Consider each line of the material below and note whether it holds "rate". State how many do, and nothing else.
%%
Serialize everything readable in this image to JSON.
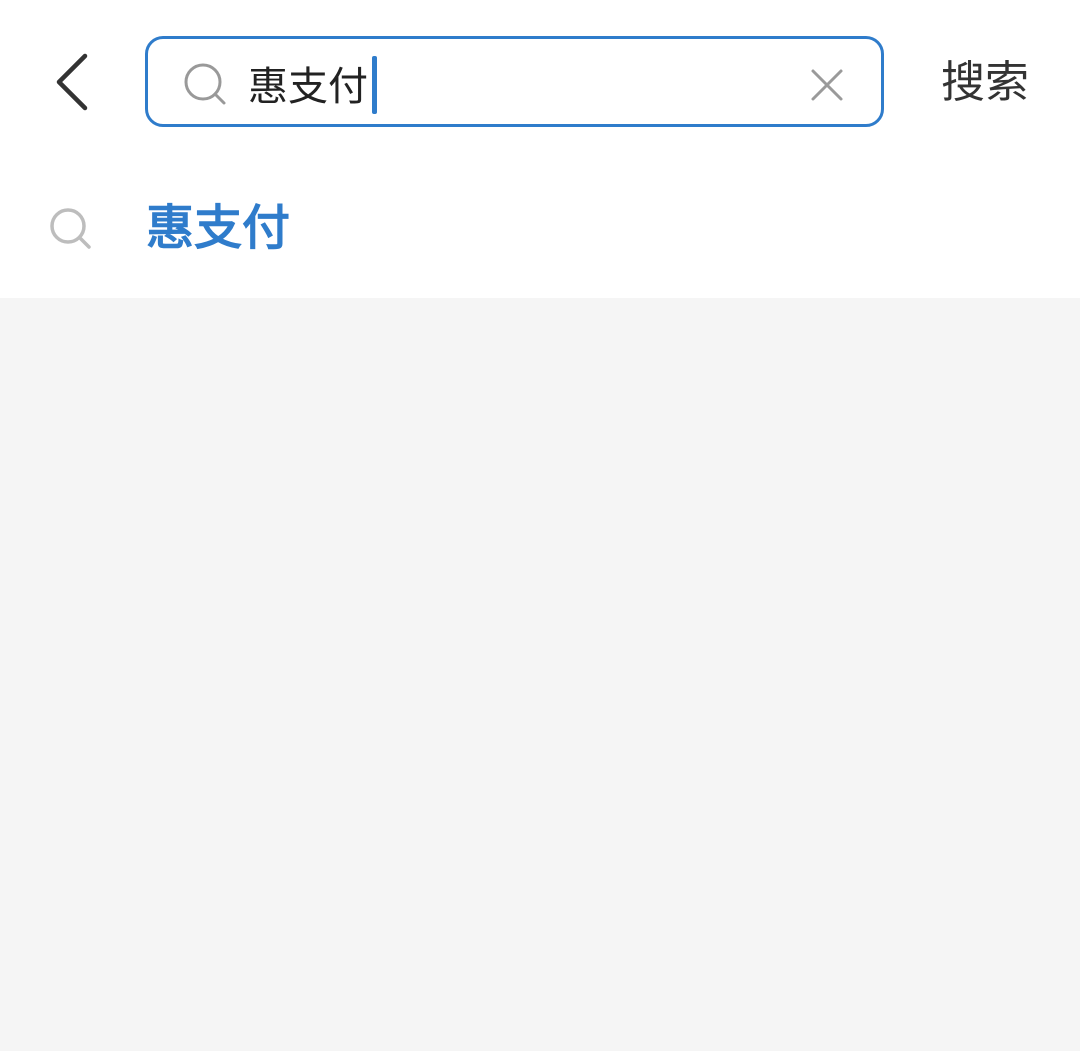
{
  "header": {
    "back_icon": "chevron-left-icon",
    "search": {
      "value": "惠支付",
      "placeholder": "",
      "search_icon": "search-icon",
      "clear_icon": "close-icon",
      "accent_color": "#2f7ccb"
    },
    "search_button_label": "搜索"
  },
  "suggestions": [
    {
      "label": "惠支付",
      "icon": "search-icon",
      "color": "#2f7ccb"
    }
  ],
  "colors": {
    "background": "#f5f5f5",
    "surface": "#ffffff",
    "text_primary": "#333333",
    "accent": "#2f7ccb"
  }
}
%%
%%
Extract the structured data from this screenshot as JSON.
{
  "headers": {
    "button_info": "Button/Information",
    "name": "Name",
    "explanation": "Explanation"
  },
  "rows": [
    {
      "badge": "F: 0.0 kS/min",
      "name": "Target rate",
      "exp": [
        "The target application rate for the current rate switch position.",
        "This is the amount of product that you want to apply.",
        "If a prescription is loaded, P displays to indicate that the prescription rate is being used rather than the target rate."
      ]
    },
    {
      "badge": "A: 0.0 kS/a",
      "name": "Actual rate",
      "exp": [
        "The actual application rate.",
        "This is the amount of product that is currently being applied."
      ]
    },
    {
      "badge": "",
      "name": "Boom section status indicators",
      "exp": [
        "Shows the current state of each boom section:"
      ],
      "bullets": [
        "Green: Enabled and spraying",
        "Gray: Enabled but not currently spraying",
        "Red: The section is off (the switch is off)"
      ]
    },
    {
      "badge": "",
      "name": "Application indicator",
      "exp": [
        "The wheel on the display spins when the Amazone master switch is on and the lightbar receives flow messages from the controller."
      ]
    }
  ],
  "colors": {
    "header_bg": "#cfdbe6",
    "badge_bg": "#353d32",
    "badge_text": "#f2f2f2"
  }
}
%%
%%
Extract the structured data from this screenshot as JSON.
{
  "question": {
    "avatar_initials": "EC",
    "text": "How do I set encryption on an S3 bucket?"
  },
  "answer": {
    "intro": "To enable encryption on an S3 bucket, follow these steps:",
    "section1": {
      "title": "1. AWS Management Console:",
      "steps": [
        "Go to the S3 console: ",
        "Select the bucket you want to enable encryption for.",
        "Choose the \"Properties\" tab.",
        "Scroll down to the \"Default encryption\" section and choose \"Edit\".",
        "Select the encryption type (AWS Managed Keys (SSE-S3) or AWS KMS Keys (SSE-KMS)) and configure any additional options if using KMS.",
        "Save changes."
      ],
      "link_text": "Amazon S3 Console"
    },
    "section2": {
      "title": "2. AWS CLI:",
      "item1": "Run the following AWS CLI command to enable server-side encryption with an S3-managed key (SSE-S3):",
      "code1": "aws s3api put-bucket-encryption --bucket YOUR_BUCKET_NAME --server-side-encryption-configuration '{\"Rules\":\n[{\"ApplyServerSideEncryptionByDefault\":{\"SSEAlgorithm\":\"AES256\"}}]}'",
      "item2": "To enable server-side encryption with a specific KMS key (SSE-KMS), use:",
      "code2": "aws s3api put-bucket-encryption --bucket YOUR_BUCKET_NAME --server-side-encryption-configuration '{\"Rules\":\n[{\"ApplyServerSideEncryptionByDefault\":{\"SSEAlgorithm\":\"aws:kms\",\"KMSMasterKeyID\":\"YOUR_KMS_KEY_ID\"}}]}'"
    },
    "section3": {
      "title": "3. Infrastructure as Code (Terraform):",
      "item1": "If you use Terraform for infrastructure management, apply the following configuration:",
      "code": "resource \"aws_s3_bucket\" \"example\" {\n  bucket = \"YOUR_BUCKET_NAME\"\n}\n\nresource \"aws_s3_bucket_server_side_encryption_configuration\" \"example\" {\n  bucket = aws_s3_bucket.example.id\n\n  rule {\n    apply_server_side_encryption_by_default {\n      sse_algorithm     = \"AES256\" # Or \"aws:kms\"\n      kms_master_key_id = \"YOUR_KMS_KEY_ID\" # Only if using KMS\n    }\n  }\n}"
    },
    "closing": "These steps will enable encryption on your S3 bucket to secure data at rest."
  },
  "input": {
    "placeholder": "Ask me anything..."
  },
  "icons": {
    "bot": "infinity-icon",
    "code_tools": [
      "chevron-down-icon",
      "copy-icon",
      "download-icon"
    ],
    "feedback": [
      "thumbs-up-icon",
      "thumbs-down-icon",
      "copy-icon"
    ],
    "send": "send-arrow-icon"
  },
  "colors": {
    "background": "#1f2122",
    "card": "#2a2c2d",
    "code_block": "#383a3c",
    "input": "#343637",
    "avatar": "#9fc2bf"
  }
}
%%
Completed exercise:
5